* WHAT IS REQUIRED: In the following material, identify every line holding the string "JSON" and return it.

* DATASET RECORDS:
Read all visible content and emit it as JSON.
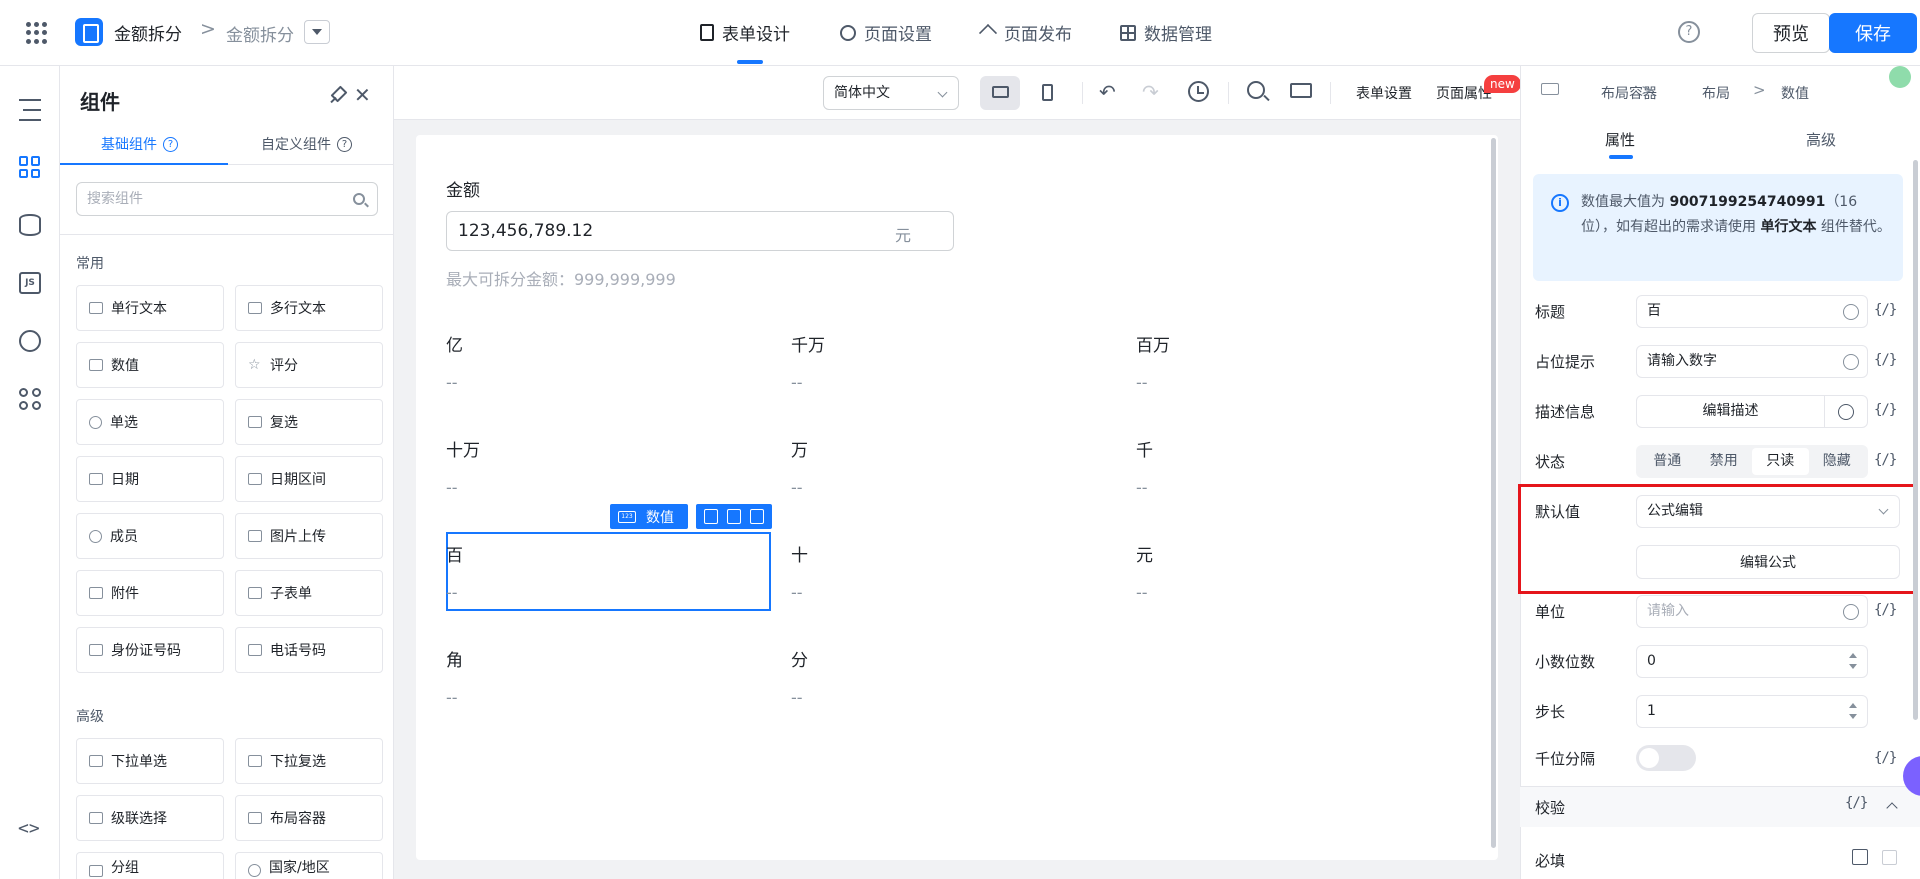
{
  "header": {
    "app_name": "金额拆分",
    "breadcrumb_page": "金额拆分",
    "nav_tabs": [
      {
        "label": "表单设计",
        "icon": "form-doc-icon"
      },
      {
        "label": "页面设置",
        "icon": "gear-icon"
      },
      {
        "label": "页面发布",
        "icon": "send-icon"
      },
      {
        "label": "数据管理",
        "icon": "table-icon"
      }
    ],
    "help_glyph": "?",
    "preview_label": "预览",
    "save_label": "保存",
    "accent_color": "#1677ff"
  },
  "rail": {
    "icons": [
      "outline-icon",
      "components-icon",
      "datasource-icon",
      "js-icon",
      "globe-icon",
      "apps-icon"
    ],
    "js_text": "JS",
    "code_text": "<>"
  },
  "components_panel": {
    "title": "组件",
    "tabs": [
      {
        "label": "基础组件"
      },
      {
        "label": "自定义组件"
      }
    ],
    "search_placeholder": "搜索组件",
    "groups": [
      {
        "title": "常用",
        "items": [
          {
            "label": "单行文本",
            "icon": "input-icon"
          },
          {
            "label": "多行文本",
            "icon": "textarea-icon"
          },
          {
            "label": "数值",
            "icon": "number-icon"
          },
          {
            "label": "评分",
            "icon": "star-icon"
          },
          {
            "label": "单选",
            "icon": "radio-icon"
          },
          {
            "label": "复选",
            "icon": "checkbox-icon"
          },
          {
            "label": "日期",
            "icon": "calendar-icon"
          },
          {
            "label": "日期区间",
            "icon": "date-range-icon"
          },
          {
            "label": "成员",
            "icon": "user-icon"
          },
          {
            "label": "图片上传",
            "icon": "image-icon"
          },
          {
            "label": "附件",
            "icon": "attachment-icon"
          },
          {
            "label": "子表单",
            "icon": "subform-icon"
          },
          {
            "label": "身份证号码",
            "icon": "id-card-icon"
          },
          {
            "label": "电话号码",
            "icon": "phone-icon"
          }
        ]
      },
      {
        "title": "高级",
        "items": [
          {
            "label": "下拉单选",
            "icon": "select-icon"
          },
          {
            "label": "下拉复选",
            "icon": "multi-select-icon"
          },
          {
            "label": "级联选择",
            "icon": "cascader-icon"
          },
          {
            "label": "布局容器",
            "icon": "layout-icon"
          },
          {
            "label": "分组",
            "icon": "group-icon"
          },
          {
            "label": "国家/地区",
            "icon": "region-icon"
          }
        ]
      }
    ]
  },
  "toolbar": {
    "language": "简体中文",
    "undo_glyph": "↶",
    "redo_glyph": "↷",
    "form_settings": "表单设置",
    "page_props": "页面属性",
    "new_badge": "new"
  },
  "canvas": {
    "amount_label": "金额",
    "amount_value": "123,456,789.12",
    "amount_unit": "元",
    "amount_desc": "最大可拆分金额：999,999,999",
    "digits": [
      {
        "label": "亿",
        "value": "--"
      },
      {
        "label": "千万",
        "value": "--"
      },
      {
        "label": "百万",
        "value": "--"
      },
      {
        "label": "十万",
        "value": "--"
      },
      {
        "label": "万",
        "value": "--"
      },
      {
        "label": "千",
        "value": "--"
      },
      {
        "label": "百",
        "value": "--"
      },
      {
        "label": "十",
        "value": "--"
      },
      {
        "label": "元",
        "value": "--"
      },
      {
        "label": "角",
        "value": "--"
      },
      {
        "label": "分",
        "value": "--"
      }
    ],
    "selected_tag": "数值",
    "selected_tag_icon_text": "123"
  },
  "props_panel": {
    "breadcrumb": [
      "布局容器",
      "布局",
      "数值"
    ],
    "breadcrumb_sep": ">",
    "tabs": [
      "属性",
      "高级"
    ],
    "info": {
      "prefix": "数值最大值为",
      "max_value": "9007199254740991",
      "middle": "（16位），如有超出的需求请使用",
      "alt_component": "单行文本",
      "suffix": "组件替代。",
      "icon_glyph": "i"
    },
    "fx_glyph": "{/}",
    "title_label": "标题",
    "title_value": "百",
    "placeholder_label": "占位提示",
    "placeholder_value": "请输入数字",
    "desc_label": "描述信息",
    "desc_button": "编辑描述",
    "status_label": "状态",
    "status_options": [
      "普通",
      "禁用",
      "只读",
      "隐藏"
    ],
    "status_selected": "只读",
    "default_label": "默认值",
    "default_mode": "公式编辑",
    "edit_formula_button": "编辑公式",
    "unit_label": "单位",
    "unit_placeholder": "请输入",
    "decimals_label": "小数位数",
    "decimals_value": "0",
    "step_label": "步长",
    "step_value": "1",
    "thousands_label": "千位分隔",
    "thousands_on": false,
    "validation_title": "校验",
    "required_label": "必填",
    "highlight_color": "#e5151b"
  }
}
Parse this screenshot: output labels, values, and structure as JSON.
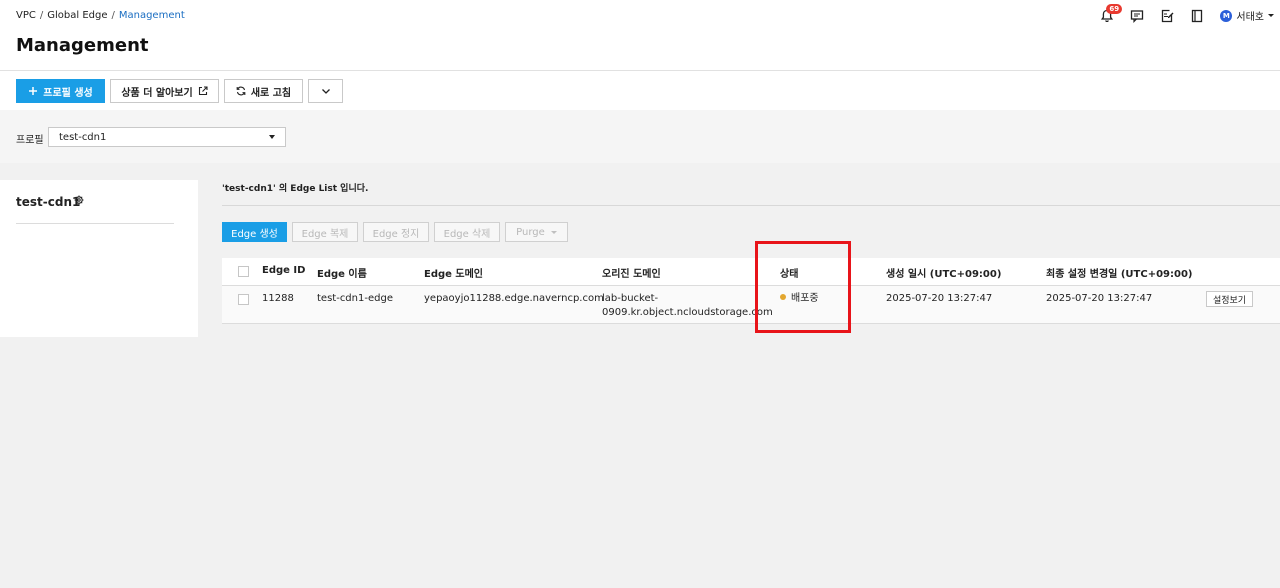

* ANSWER SPACE:
Read all visible content and emit it as JSON.
Parse this screenshot: output labels, values, and structure as JSON.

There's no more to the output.